An employer will be impressed if you are up-to-date on any recent news relating to the company, for instance, have they recently obtained a new client or project? This can be useful when you are asked the inevitable, do you have any questions for us? You may want to say something like, I heard you recently obtained a new client, how do you see that affecting the business? Or perhaps, is that why this new role has come up?


In doing this, it shows you have a genuine interest in the company and are not just interested in the role (even if this is the case.) Again, it is useful to put yourself in the position of the employer and what you would want to hear from the interviewee.


10. Competitors


It is also useful to gain an understanding of the organisation’s competitors and you can usually find out this information by searching for similar companies in similar industries.

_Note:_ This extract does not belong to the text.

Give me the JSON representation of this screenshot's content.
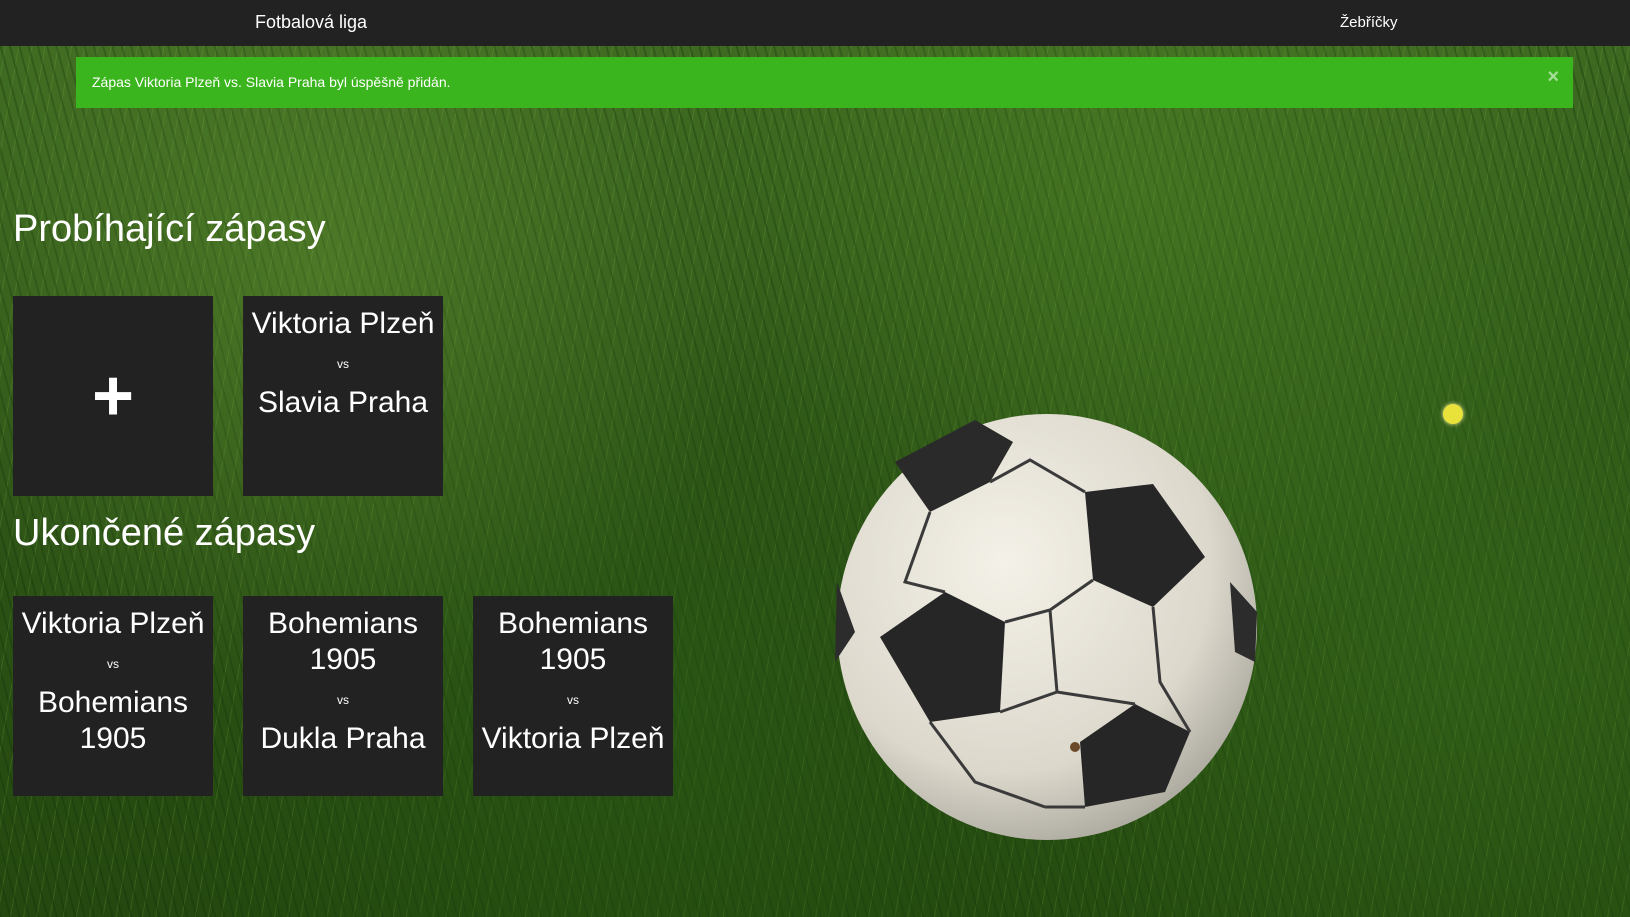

If successful in getting the role, you will be expected to play your part in helping to set the company apart from their competitors and without the background knowledge of who they are, you won’t know how you can make a difference. It can be time consuming to conduct research, but if you really want to get your dream job, it will be worth putting in the extra effort.

More Posts...

How to Negotiate a Payrise

How to Negotiate a Pay Rise Asking questions related to pay and finances can be a bit awkward, although this doesn’t have to be the

Recruitment Red Flags

Recruitment Red Flags For both candidates and employers, the early stages of the recruitment process are crucial and can be a bit of a minefield.

Are remote workers more at risk?

Are remote workers more at risk? With the global economic environment in such a turbulent state, it seems a lot of organizations are starting to

Employee Retention Strategies in 2022

Employee Retention in 2022 The world of work, and in particular people’s attitudes towards their working life, have changed dramatically over recent years. The immeasurable

10 interview questions to determine emotional intelligence


Maxwell Stephens provide clients with a facilities recruitment UK service that will guide you through the complete process. We are always on hand to support and advise you, should you encounter a problem and endeavour to do whatever we can to rectify any concern or query that you may have.

Drop us a message...